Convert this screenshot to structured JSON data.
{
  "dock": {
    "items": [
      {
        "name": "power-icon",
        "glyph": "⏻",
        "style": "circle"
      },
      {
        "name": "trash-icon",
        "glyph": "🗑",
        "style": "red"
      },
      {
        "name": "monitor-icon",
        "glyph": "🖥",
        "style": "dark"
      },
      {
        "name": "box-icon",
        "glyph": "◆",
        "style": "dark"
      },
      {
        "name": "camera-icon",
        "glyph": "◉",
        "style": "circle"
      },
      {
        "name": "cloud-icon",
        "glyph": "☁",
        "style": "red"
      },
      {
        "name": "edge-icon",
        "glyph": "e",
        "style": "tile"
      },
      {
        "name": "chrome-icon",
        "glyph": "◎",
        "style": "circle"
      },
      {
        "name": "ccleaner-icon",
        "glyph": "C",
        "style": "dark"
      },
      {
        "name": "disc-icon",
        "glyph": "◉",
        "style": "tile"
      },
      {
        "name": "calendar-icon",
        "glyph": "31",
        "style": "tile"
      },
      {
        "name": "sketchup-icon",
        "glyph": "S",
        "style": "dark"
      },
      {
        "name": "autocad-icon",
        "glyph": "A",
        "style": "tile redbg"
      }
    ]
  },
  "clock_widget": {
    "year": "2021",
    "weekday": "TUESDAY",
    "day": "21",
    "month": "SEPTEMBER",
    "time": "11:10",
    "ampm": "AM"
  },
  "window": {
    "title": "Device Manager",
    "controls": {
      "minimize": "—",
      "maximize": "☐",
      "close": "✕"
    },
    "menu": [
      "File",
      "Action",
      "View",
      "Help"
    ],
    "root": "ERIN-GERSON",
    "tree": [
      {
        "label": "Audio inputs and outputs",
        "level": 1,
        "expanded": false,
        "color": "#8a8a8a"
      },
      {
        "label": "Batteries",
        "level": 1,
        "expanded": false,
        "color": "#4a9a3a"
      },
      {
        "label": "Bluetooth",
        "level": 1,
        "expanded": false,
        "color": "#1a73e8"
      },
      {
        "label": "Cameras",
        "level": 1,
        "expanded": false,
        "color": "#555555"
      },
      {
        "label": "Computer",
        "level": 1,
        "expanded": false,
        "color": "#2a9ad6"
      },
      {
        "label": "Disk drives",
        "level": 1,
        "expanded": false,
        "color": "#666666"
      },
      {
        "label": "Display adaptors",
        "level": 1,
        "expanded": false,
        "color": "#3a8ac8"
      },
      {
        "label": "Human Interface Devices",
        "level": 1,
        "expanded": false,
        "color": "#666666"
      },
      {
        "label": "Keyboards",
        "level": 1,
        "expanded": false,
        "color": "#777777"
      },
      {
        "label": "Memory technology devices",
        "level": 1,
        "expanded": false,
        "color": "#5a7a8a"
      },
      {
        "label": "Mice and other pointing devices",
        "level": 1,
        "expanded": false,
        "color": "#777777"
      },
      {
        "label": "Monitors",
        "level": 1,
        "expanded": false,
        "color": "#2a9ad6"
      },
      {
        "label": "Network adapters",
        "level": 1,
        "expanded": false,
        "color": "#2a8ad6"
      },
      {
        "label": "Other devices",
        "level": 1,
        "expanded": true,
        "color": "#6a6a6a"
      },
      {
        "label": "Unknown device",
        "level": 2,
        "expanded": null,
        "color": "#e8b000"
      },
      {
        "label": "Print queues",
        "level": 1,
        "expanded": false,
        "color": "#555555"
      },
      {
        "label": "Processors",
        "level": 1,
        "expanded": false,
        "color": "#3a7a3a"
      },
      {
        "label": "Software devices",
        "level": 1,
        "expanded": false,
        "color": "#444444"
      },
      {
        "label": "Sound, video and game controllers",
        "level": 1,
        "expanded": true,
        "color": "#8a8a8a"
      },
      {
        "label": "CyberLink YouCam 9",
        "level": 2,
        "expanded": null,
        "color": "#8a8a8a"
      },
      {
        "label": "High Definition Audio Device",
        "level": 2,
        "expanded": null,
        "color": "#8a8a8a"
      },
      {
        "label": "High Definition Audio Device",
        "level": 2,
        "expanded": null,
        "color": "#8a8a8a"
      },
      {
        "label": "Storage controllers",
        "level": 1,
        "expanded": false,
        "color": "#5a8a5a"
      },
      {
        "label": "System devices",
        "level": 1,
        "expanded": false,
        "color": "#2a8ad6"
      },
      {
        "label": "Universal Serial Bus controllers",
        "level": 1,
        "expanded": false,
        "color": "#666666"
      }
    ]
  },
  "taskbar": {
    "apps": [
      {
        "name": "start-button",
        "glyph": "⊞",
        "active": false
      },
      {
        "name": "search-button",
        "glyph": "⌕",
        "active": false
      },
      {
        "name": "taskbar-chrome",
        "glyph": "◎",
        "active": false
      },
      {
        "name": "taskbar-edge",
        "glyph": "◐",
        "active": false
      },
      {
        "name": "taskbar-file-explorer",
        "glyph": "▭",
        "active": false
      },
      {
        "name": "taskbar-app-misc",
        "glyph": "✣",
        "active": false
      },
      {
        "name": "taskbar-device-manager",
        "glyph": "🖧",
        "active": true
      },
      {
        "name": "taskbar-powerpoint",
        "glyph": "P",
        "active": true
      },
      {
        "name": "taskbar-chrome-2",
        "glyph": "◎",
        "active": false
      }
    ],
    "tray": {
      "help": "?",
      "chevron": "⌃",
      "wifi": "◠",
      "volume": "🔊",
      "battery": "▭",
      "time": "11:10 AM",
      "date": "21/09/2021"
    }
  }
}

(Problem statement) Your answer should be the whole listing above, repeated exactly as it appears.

(Your solution)
Convert this screenshot to structured JSON data.
{
  "dock": {
    "items": [
      {
        "name": "power-icon",
        "glyph": "⏻",
        "style": "circle"
      },
      {
        "name": "trash-icon",
        "glyph": "🗑",
        "style": "red"
      },
      {
        "name": "monitor-icon",
        "glyph": "🖥",
        "style": "dark"
      },
      {
        "name": "box-icon",
        "glyph": "◆",
        "style": "dark"
      },
      {
        "name": "camera-icon",
        "glyph": "◉",
        "style": "circle"
      },
      {
        "name": "cloud-icon",
        "glyph": "☁",
        "style": "red"
      },
      {
        "name": "edge-icon",
        "glyph": "e",
        "style": "tile"
      },
      {
        "name": "chrome-icon",
        "glyph": "◎",
        "style": "circle"
      },
      {
        "name": "ccleaner-icon",
        "glyph": "C",
        "style": "dark"
      },
      {
        "name": "disc-icon",
        "glyph": "◉",
        "style": "tile"
      },
      {
        "name": "calendar-icon",
        "glyph": "31",
        "style": "tile"
      },
      {
        "name": "sketchup-icon",
        "glyph": "S",
        "style": "dark"
      },
      {
        "name": "autocad-icon",
        "glyph": "A",
        "style": "tile redbg"
      }
    ]
  },
  "clock_widget": {
    "year": "2021",
    "weekday": "TUESDAY",
    "day": "21",
    "month": "SEPTEMBER",
    "time": "11:10",
    "ampm": "AM"
  },
  "window": {
    "title": "Device Manager",
    "controls": {
      "minimize": "—",
      "maximize": "☐",
      "close": "✕"
    },
    "menu": [
      "File",
      "Action",
      "View",
      "Help"
    ],
    "root": "ERIN-GERSON",
    "tree": [
      {
        "label": "Audio inputs and outputs",
        "level": 1,
        "expanded": false,
        "color": "#8a8a8a"
      },
      {
        "label": "Batteries",
        "level": 1,
        "expanded": false,
        "color": "#4a9a3a"
      },
      {
        "label": "Bluetooth",
        "level": 1,
        "expanded": false,
        "color": "#1a73e8"
      },
      {
        "label": "Cameras",
        "level": 1,
        "expanded": false,
        "color": "#555555"
      },
      {
        "label": "Computer",
        "level": 1,
        "expanded": false,
        "color": "#2a9ad6"
      },
      {
        "label": "Disk drives",
        "level": 1,
        "expanded": false,
        "color": "#666666"
      },
      {
        "label": "Display adaptors",
        "level": 1,
        "expanded": false,
        "color": "#3a8ac8"
      },
      {
        "label": "Human Interface Devices",
        "level": 1,
        "expanded": false,
        "color": "#666666"
      },
      {
        "label": "Keyboards",
        "level": 1,
        "expanded": false,
        "color": "#777777"
      },
      {
        "label": "Memory technology devices",
        "level": 1,
        "expanded": false,
        "color": "#5a7a8a"
      },
      {
        "label": "Mice and other pointing devices",
        "level": 1,
        "expanded": false,
        "color": "#777777"
      },
      {
        "label": "Monitors",
        "level": 1,
        "expanded": false,
        "color": "#2a9ad6"
      },
      {
        "label": "Network adapters",
        "level": 1,
        "expanded": false,
        "color": "#2a8ad6"
      },
      {
        "label": "Other devices",
        "level": 1,
        "expanded": true,
        "color": "#6a6a6a"
      },
      {
        "label": "Unknown device",
        "level": 2,
        "expanded": null,
        "color": "#e8b000"
      },
      {
        "label": "Print queues",
        "level": 1,
        "expanded": false,
        "color": "#555555"
      },
      {
        "label": "Processors",
        "level": 1,
        "expanded": false,
        "color": "#3a7a3a"
      },
      {
        "label": "Software devices",
        "level": 1,
        "expanded": false,
        "color": "#444444"
      },
      {
        "label": "Sound, video and game controllers",
        "level": 1,
        "expanded": true,
        "color": "#8a8a8a"
      },
      {
        "label": "CyberLink YouCam 9",
        "level": 2,
        "expanded": null,
        "color": "#8a8a8a"
      },
      {
        "label": "High Definition Audio Device",
        "level": 2,
        "expanded": null,
        "color": "#8a8a8a"
      },
      {
        "label": "High Definition Audio Device",
        "level": 2,
        "expanded": null,
        "color": "#8a8a8a"
      },
      {
        "label": "Storage controllers",
        "level": 1,
        "expanded": false,
        "color": "#5a8a5a"
      },
      {
        "label": "System devices",
        "level": 1,
        "expanded": false,
        "color": "#2a8ad6"
      },
      {
        "label": "Universal Serial Bus controllers",
        "level": 1,
        "expanded": false,
        "color": "#666666"
      }
    ]
  },
  "taskbar": {
    "apps": [
      {
        "name": "start-button",
        "glyph": "⊞",
        "active": false
      },
      {
        "name": "search-button",
        "glyph": "⌕",
        "active": false
      },
      {
        "name": "taskbar-chrome",
        "glyph": "◎",
        "active": false
      },
      {
        "name": "taskbar-edge",
        "glyph": "◐",
        "active": false
      },
      {
        "name": "taskbar-file-explorer",
        "glyph": "▭",
        "active": false
      },
      {
        "name": "taskbar-app-misc",
        "glyph": "✣",
        "active": false
      },
      {
        "name": "taskbar-device-manager",
        "glyph": "🖧",
        "active": true
      },
      {
        "name": "taskbar-powerpoint",
        "glyph": "P",
        "active": true
      },
      {
        "name": "taskbar-chrome-2",
        "glyph": "◎",
        "active": false
      }
    ],
    "tray": {
      "help": "?",
      "chevron": "⌃",
      "wifi": "◠",
      "volume": "🔊",
      "battery": "▭",
      "time": "11:10 AM",
      "date": "21/09/2021"
    }
  }
}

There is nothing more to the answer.